→ Exercise directions
The reply is to be an exact repetition of the entries that follow, with each picture left out.
** Opening Material provided block **
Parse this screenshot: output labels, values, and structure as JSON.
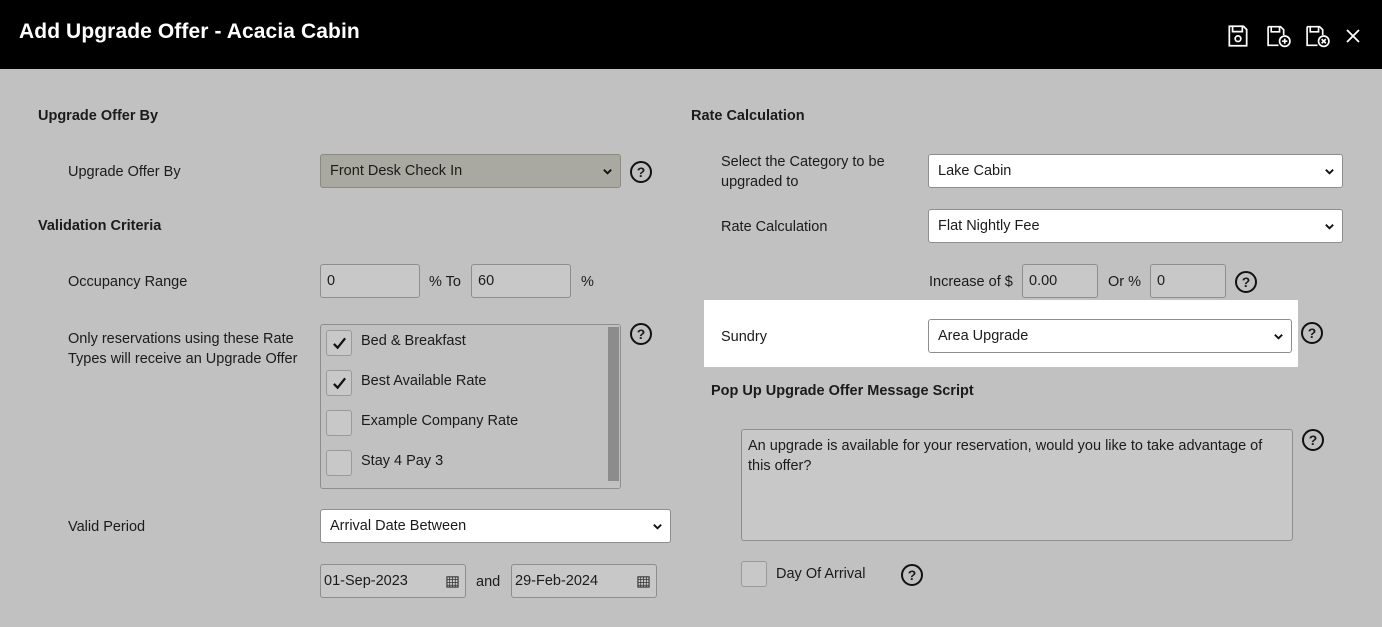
{
  "header": {
    "title": "Add Upgrade Offer - Acacia Cabin"
  },
  "left": {
    "upgrade_offer_by_section": "Upgrade Offer By",
    "upgrade_offer_by_label": "Upgrade Offer By",
    "upgrade_offer_by_value": "Front Desk Check In",
    "validation_section": "Validation Criteria",
    "occupancy_label": "Occupancy Range",
    "occupancy_from": "0",
    "occupancy_to_label": "% To",
    "occupancy_to": "60",
    "occupancy_pct": "%",
    "rate_types_label": "Only reservations using these Rate Types will receive an Upgrade Offer",
    "rate_types": [
      {
        "label": "Bed & Breakfast",
        "checked": true
      },
      {
        "label": "Best Available Rate",
        "checked": true
      },
      {
        "label": "Example Company Rate",
        "checked": false
      },
      {
        "label": "Stay 4 Pay 3",
        "checked": false
      }
    ],
    "valid_period_label": "Valid Period",
    "valid_period_value": "Arrival Date Between",
    "date_from": "01-Sep-2023",
    "date_and": "and",
    "date_to": "29-Feb-2024"
  },
  "right": {
    "rate_calc_section": "Rate Calculation",
    "category_label": "Select the Category to be upgraded to",
    "category_value": "Lake Cabin",
    "rate_calc_label": "Rate Calculation",
    "rate_calc_value": "Flat Nightly Fee",
    "increase_label": "Increase of $",
    "increase_value": "0.00",
    "or_pct_label": "Or %",
    "or_pct_value": "0",
    "sundry_label": "Sundry",
    "sundry_value": "Area Upgrade",
    "popup_section": "Pop Up Upgrade Offer Message Script",
    "popup_message": "An upgrade is available for your reservation, would you like to take advantage of this offer?",
    "day_of_arrival_label": "Day Of Arrival"
  },
  "help_glyph": "?",
  "colors": {
    "header_bg": "#000000",
    "page_bg": "#c1c1c1",
    "highlight_bg": "#ffffff"
  }
}
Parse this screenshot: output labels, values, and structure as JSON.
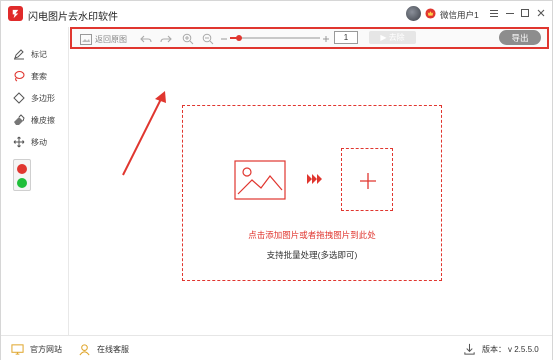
{
  "app": {
    "title": "闪电图片去水印软件",
    "user_name": "微信用户1"
  },
  "window_controls": {
    "menu_icon": "menu-icon",
    "minimize_icon": "minimize-icon",
    "maximize_icon": "maximize-icon",
    "close_icon": "close-icon"
  },
  "toolbar": {
    "back_label": "返回原图",
    "zoom_value": "1",
    "slider_level": 0.1,
    "remove_label": "▶ 去除",
    "export_label": "导出"
  },
  "sidebar": {
    "tools": [
      {
        "icon": "pen-icon",
        "label": "标记",
        "active": false
      },
      {
        "icon": "lasso-icon",
        "label": "套索",
        "active": true
      },
      {
        "icon": "polygon-icon",
        "label": "多边形",
        "active": false
      },
      {
        "icon": "eraser-icon",
        "label": "橡皮擦",
        "active": false
      },
      {
        "icon": "move-icon",
        "label": "移动",
        "active": false
      }
    ],
    "colors": [
      "#e0362f",
      "#1fbf3a"
    ]
  },
  "dropzone": {
    "primary": "点击添加图片或者拖拽图片到此处",
    "secondary": "支持批量处理(多选即可)"
  },
  "footer": {
    "website_label": "官方网站",
    "service_label": "在线客服",
    "version_label": "版本：",
    "version_value": "v 2.5.5.0"
  },
  "colors": {
    "accent": "#e0362f",
    "muted": "#8d8d8d"
  }
}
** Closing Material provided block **
→ Result for this task
Parse this screenshot: output labels, values, and structure as JSON.
{
  "header": {
    "title": "Add Upgrade Offer - Acacia Cabin"
  },
  "left": {
    "upgrade_offer_by_section": "Upgrade Offer By",
    "upgrade_offer_by_label": "Upgrade Offer By",
    "upgrade_offer_by_value": "Front Desk Check In",
    "validation_section": "Validation Criteria",
    "occupancy_label": "Occupancy Range",
    "occupancy_from": "0",
    "occupancy_to_label": "% To",
    "occupancy_to": "60",
    "occupancy_pct": "%",
    "rate_types_label": "Only reservations using these Rate Types will receive an Upgrade Offer",
    "rate_types": [
      {
        "label": "Bed & Breakfast",
        "checked": true
      },
      {
        "label": "Best Available Rate",
        "checked": true
      },
      {
        "label": "Example Company Rate",
        "checked": false
      },
      {
        "label": "Stay 4 Pay 3",
        "checked": false
      }
    ],
    "valid_period_label": "Valid Period",
    "valid_period_value": "Arrival Date Between",
    "date_from": "01-Sep-2023",
    "date_and": "and",
    "date_to": "29-Feb-2024"
  },
  "right": {
    "rate_calc_section": "Rate Calculation",
    "category_label": "Select the Category to be upgraded to",
    "category_value": "Lake Cabin",
    "rate_calc_label": "Rate Calculation",
    "rate_calc_value": "Flat Nightly Fee",
    "increase_label": "Increase of $",
    "increase_value": "0.00",
    "or_pct_label": "Or %",
    "or_pct_value": "0",
    "sundry_label": "Sundry",
    "sundry_value": "Area Upgrade",
    "popup_section": "Pop Up Upgrade Offer Message Script",
    "popup_message": "An upgrade is available for your reservation, would you like to take advantage of this offer?",
    "day_of_arrival_label": "Day Of Arrival"
  },
  "help_glyph": "?",
  "colors": {
    "header_bg": "#000000",
    "page_bg": "#c1c1c1",
    "highlight_bg": "#ffffff"
  }
}
Parse this screenshot: output labels, values, and structure as JSON.
{
  "app": {
    "title": "闪电图片去水印软件",
    "user_name": "微信用户1"
  },
  "window_controls": {
    "menu_icon": "menu-icon",
    "minimize_icon": "minimize-icon",
    "maximize_icon": "maximize-icon",
    "close_icon": "close-icon"
  },
  "toolbar": {
    "back_label": "返回原图",
    "zoom_value": "1",
    "slider_level": 0.1,
    "remove_label": "▶ 去除",
    "export_label": "导出"
  },
  "sidebar": {
    "tools": [
      {
        "icon": "pen-icon",
        "label": "标记",
        "active": false
      },
      {
        "icon": "lasso-icon",
        "label": "套索",
        "active": true
      },
      {
        "icon": "polygon-icon",
        "label": "多边形",
        "active": false
      },
      {
        "icon": "eraser-icon",
        "label": "橡皮擦",
        "active": false
      },
      {
        "icon": "move-icon",
        "label": "移动",
        "active": false
      }
    ],
    "colors": [
      "#e0362f",
      "#1fbf3a"
    ]
  },
  "dropzone": {
    "primary": "点击添加图片或者拖拽图片到此处",
    "secondary": "支持批量处理(多选即可)"
  },
  "footer": {
    "website_label": "官方网站",
    "service_label": "在线客服",
    "version_label": "版本：",
    "version_value": "v 2.5.5.0"
  },
  "colors": {
    "accent": "#e0362f",
    "muted": "#8d8d8d"
  }
}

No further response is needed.